■ **Instructions for the task**
Give the data again in full, without pictures.

Provided records: Begin

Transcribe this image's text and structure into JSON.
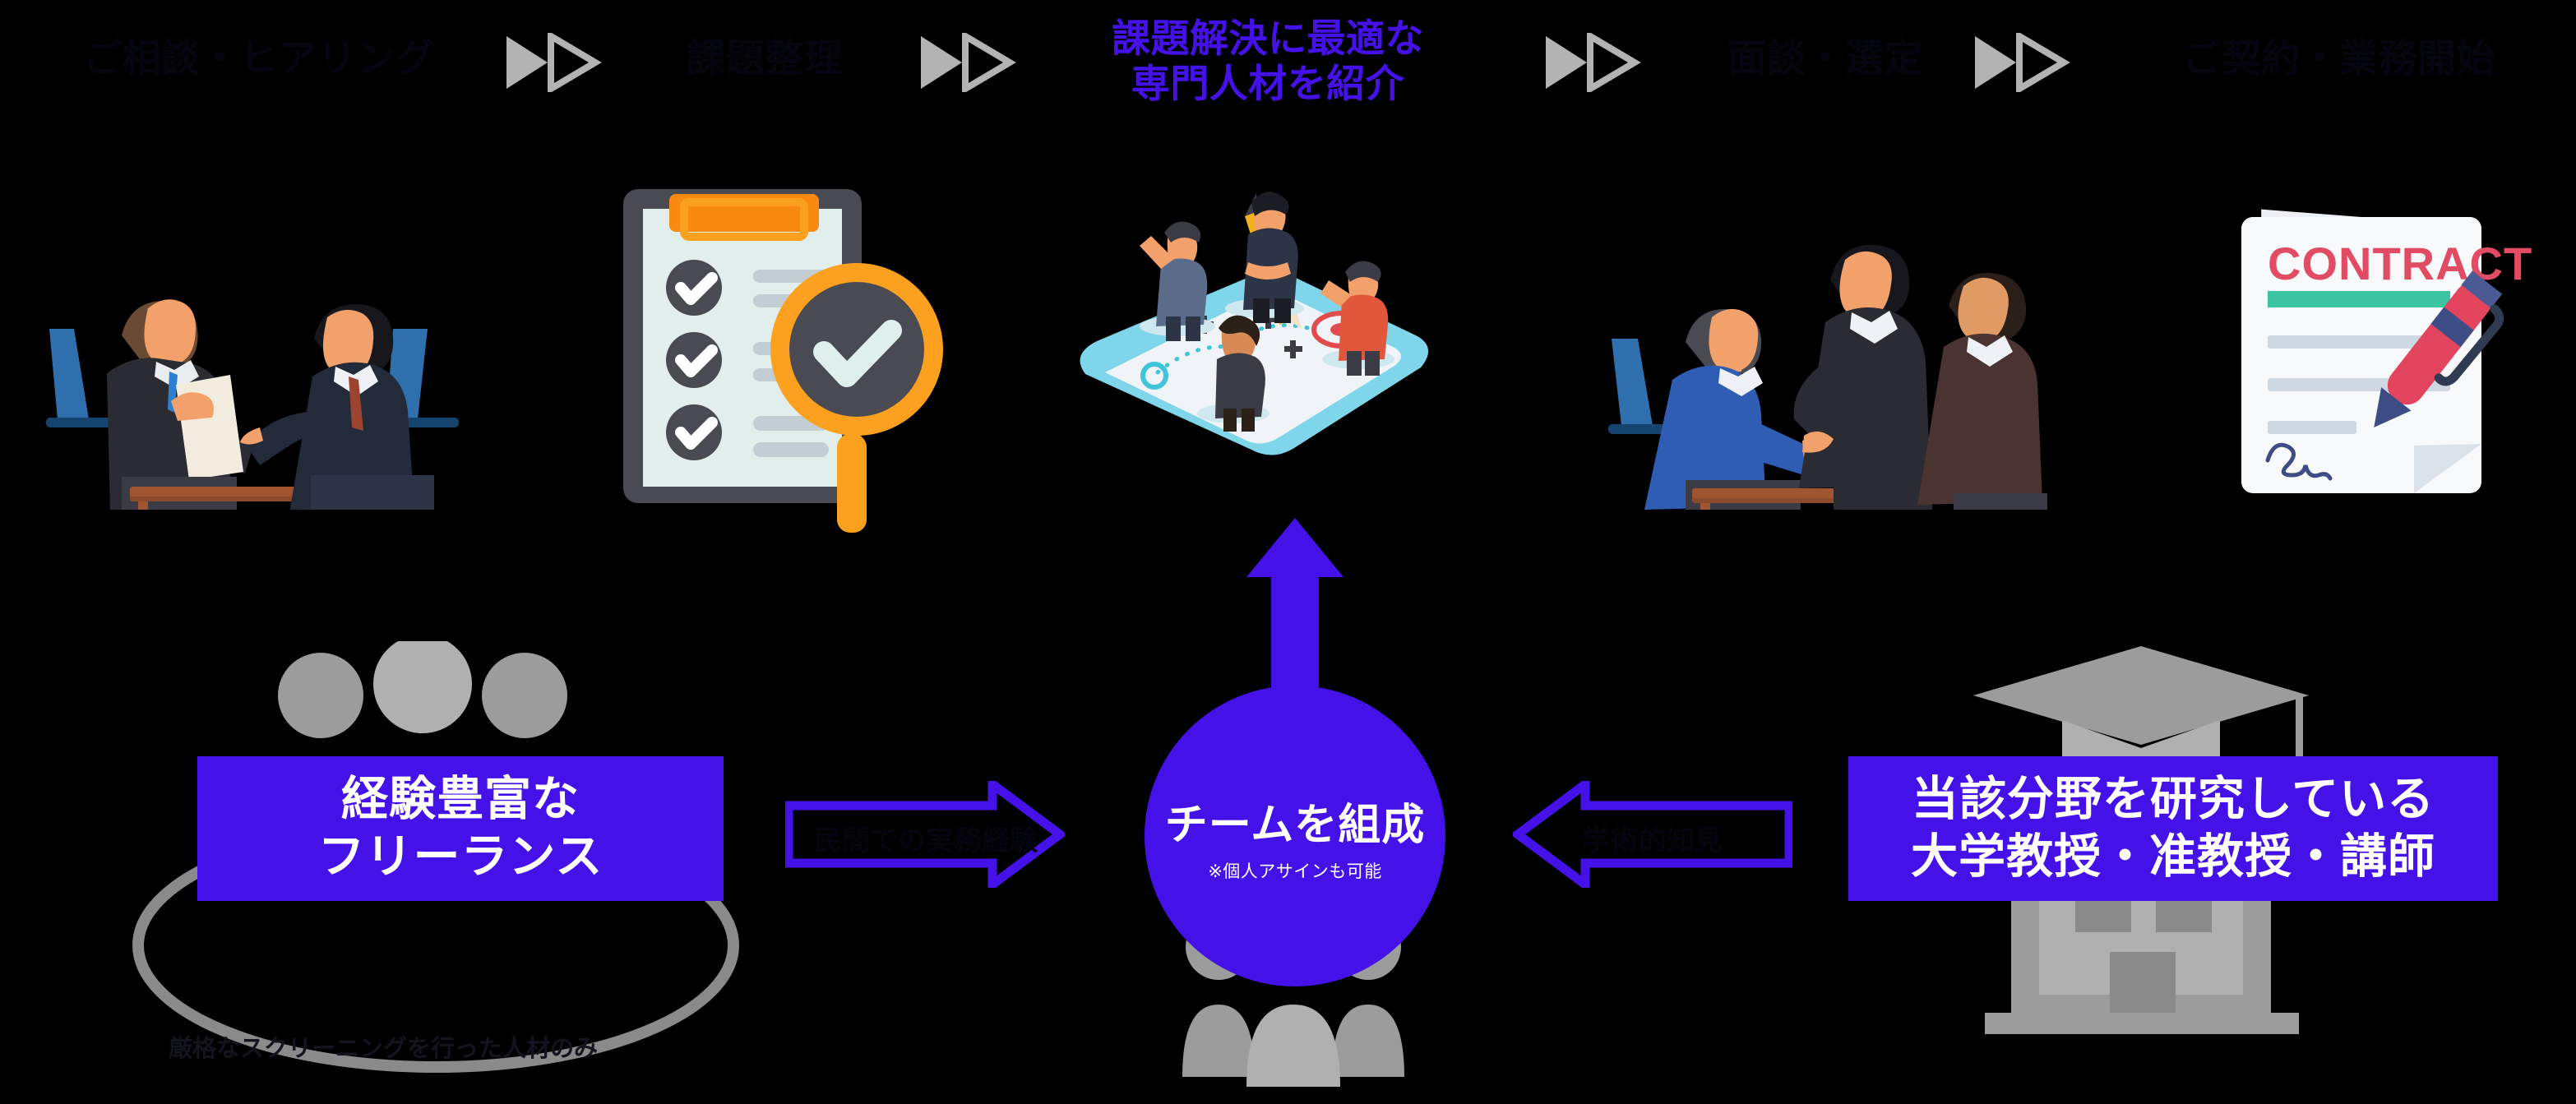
{
  "theme": {
    "background": "#000000",
    "accent_purple": "#4412e8",
    "chevron_gray": "#b3b3b3",
    "dark_text": "#050510",
    "white": "#ffffff"
  },
  "flow": {
    "steps": [
      {
        "id": "step-1",
        "label": "ご相談・ヒアリング",
        "lines": [
          "ご相談・ヒアリング"
        ],
        "accent": false,
        "illustration": "meeting-interview-illustration"
      },
      {
        "id": "step-2",
        "label": "課題整理",
        "lines": [
          "課題整理"
        ],
        "accent": false,
        "illustration": "checklist-magnifier-illustration"
      },
      {
        "id": "step-3",
        "label": "課題解決に最適な専門人材を紹介",
        "lines": [
          "課題解決に最適な",
          "専門人材を紹介"
        ],
        "accent": true,
        "illustration": "team-matching-board-illustration"
      },
      {
        "id": "step-4",
        "label": "面談・選定",
        "lines": [
          "面談・選定"
        ],
        "accent": false,
        "illustration": "handshake-meeting-illustration"
      },
      {
        "id": "step-5",
        "label": "ご契約・業務開始",
        "lines": [
          "ご契約・業務開始"
        ],
        "accent": false,
        "illustration": "contract-signing-illustration"
      }
    ],
    "separators": [
      {
        "id": "chevron-1",
        "icon": "double-chevron-right-icon"
      },
      {
        "id": "chevron-2",
        "icon": "double-chevron-right-icon"
      },
      {
        "id": "chevron-3",
        "icon": "double-chevron-right-icon"
      },
      {
        "id": "chevron-4",
        "icon": "double-chevron-right-icon"
      }
    ]
  },
  "bottom": {
    "left_card": {
      "id": "freelance-card",
      "lines": [
        "経験豊富な",
        "フリーランス"
      ],
      "icon": "people-group-icon",
      "caption": "厳格なスクリーニングを行った人材のみ"
    },
    "right_card": {
      "id": "professor-card",
      "lines": [
        "当該分野を研究している",
        "大学教授・准教授・講師"
      ],
      "icon": "graduation-building-icon"
    },
    "center": {
      "id": "team-circle",
      "title": "チームを組成",
      "note": "※個人アサインも可能",
      "icon": "people-group-icon"
    },
    "arrows": [
      {
        "id": "arrow-left-to-center",
        "label": "民間での実務経験",
        "direction": "right",
        "icon": "block-arrow-right-icon"
      },
      {
        "id": "arrow-right-to-center",
        "label": "学術的知見",
        "direction": "left",
        "icon": "block-arrow-left-icon"
      }
    ],
    "up_arrow": {
      "id": "arrow-center-to-step3",
      "icon": "arrow-up-icon"
    }
  },
  "contract_illustration": {
    "title": "CONTRACT",
    "title_color": "#e14b63",
    "accent_bar_color": "#3cc3a0"
  }
}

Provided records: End

■ **Task solution**
Transcribe this image's text and structure into JSON.
{
  "theme": {
    "background": "#000000",
    "accent_purple": "#4412e8",
    "chevron_gray": "#b3b3b3",
    "dark_text": "#050510",
    "white": "#ffffff"
  },
  "flow": {
    "steps": [
      {
        "id": "step-1",
        "label": "ご相談・ヒアリング",
        "lines": [
          "ご相談・ヒアリング"
        ],
        "accent": false,
        "illustration": "meeting-interview-illustration"
      },
      {
        "id": "step-2",
        "label": "課題整理",
        "lines": [
          "課題整理"
        ],
        "accent": false,
        "illustration": "checklist-magnifier-illustration"
      },
      {
        "id": "step-3",
        "label": "課題解決に最適な専門人材を紹介",
        "lines": [
          "課題解決に最適な",
          "専門人材を紹介"
        ],
        "accent": true,
        "illustration": "team-matching-board-illustration"
      },
      {
        "id": "step-4",
        "label": "面談・選定",
        "lines": [
          "面談・選定"
        ],
        "accent": false,
        "illustration": "handshake-meeting-illustration"
      },
      {
        "id": "step-5",
        "label": "ご契約・業務開始",
        "lines": [
          "ご契約・業務開始"
        ],
        "accent": false,
        "illustration": "contract-signing-illustration"
      }
    ],
    "separators": [
      {
        "id": "chevron-1",
        "icon": "double-chevron-right-icon"
      },
      {
        "id": "chevron-2",
        "icon": "double-chevron-right-icon"
      },
      {
        "id": "chevron-3",
        "icon": "double-chevron-right-icon"
      },
      {
        "id": "chevron-4",
        "icon": "double-chevron-right-icon"
      }
    ]
  },
  "bottom": {
    "left_card": {
      "id": "freelance-card",
      "lines": [
        "経験豊富な",
        "フリーランス"
      ],
      "icon": "people-group-icon",
      "caption": "厳格なスクリーニングを行った人材のみ"
    },
    "right_card": {
      "id": "professor-card",
      "lines": [
        "当該分野を研究している",
        "大学教授・准教授・講師"
      ],
      "icon": "graduation-building-icon"
    },
    "center": {
      "id": "team-circle",
      "title": "チームを組成",
      "note": "※個人アサインも可能",
      "icon": "people-group-icon"
    },
    "arrows": [
      {
        "id": "arrow-left-to-center",
        "label": "民間での実務経験",
        "direction": "right",
        "icon": "block-arrow-right-icon"
      },
      {
        "id": "arrow-right-to-center",
        "label": "学術的知見",
        "direction": "left",
        "icon": "block-arrow-left-icon"
      }
    ],
    "up_arrow": {
      "id": "arrow-center-to-step3",
      "icon": "arrow-up-icon"
    }
  },
  "contract_illustration": {
    "title": "CONTRACT",
    "title_color": "#e14b63",
    "accent_bar_color": "#3cc3a0"
  }
}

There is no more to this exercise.